The greatest problem is that nothing in the competing hodgepodge of elements makes any sense. The idea of alternate timeline is intriguing but we are never given any explanation of what caused it to occur in the first place thus the whole film exists in a conceptual vacuum that you feel a proper science-fiction writer would have solved in five minutes flat. The idea of a Terminator sent back to when Sarah Connor was a child is an intriguing one but we are never given any explanation of who sent it or why, and moreover how this precipitates a series of actions that would so radically disrupt the existing timeline. How come Kyle Reese has two opposing memories of alternate timelines? How does Skynet, which is just coming online in 2017, manage to have knowledge of who people are and their significance when all of these are things that happen in its future? Why does the cyborgised John Connor come back to join in attempting to kill his mother as this would surely negate his own existence? There is a fantastic article at Entertainment Weekly that valiantly tries to rationally explain everything.

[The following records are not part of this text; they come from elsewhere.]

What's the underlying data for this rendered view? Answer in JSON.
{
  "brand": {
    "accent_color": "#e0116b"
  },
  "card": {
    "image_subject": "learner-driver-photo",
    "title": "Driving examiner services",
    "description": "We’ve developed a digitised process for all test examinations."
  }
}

Alan Taylor serves up the action scenes with routinely spectacular regard. The effects revolution that was started by Terminator 2 is nearly twenty-five years on but there is not a single thing here that approaches anything that James Cameron delivered in that film in terms of wow factor. The film’s highlight is a spectacular sequence with a bus hanging on the side of the Golden Gate Bridge but this quickly fades in memory. The rest is just explosions, digital effects and gunplay that passes you by as empty eye candy.
Arnold Schwarzenegger eases back into his old role with effortless ease and gives the film its few moments of enlivening humour. All of the other familiar roles have been recast. The most notable of these is Emilia Clarke as Sarah Connor. Clarke came to fame as Daenerys Targaryen in tv’s Game of Thrones (2011-9) where she played with a powerful regality. Here she is just cast as a regular present-day girl and comes across as demure, even on the quiet side. This would be fine if Clarke was playing the same role that Linda Hamilton did in The Terminator. The unfortunate thing is that Genisys wants to give us the hard-bitten, gun toting Sarah Connor from Terminator 2 but Clarke’s quietness (not to mention her 5’2″ build) causes her to physically disappear inside the role.
Jai Courtney’s Kyle just seems boyishly handsome, hardly the seasoned soldier that Michael Biehn played. Moreover, the relationship between he and Sarah Connor has been reconceived as a modern action movie comedic sparring-come-grudging attraction that you can hardly take seriously. Jason Clarke has gained attention in a number of roles of recent – but his role here is no more than a cardboard cutout.
This was followed by Terminator: Dark Fate (2019) with return appearances from Arnold Schwarzenegger and Linda Hamilton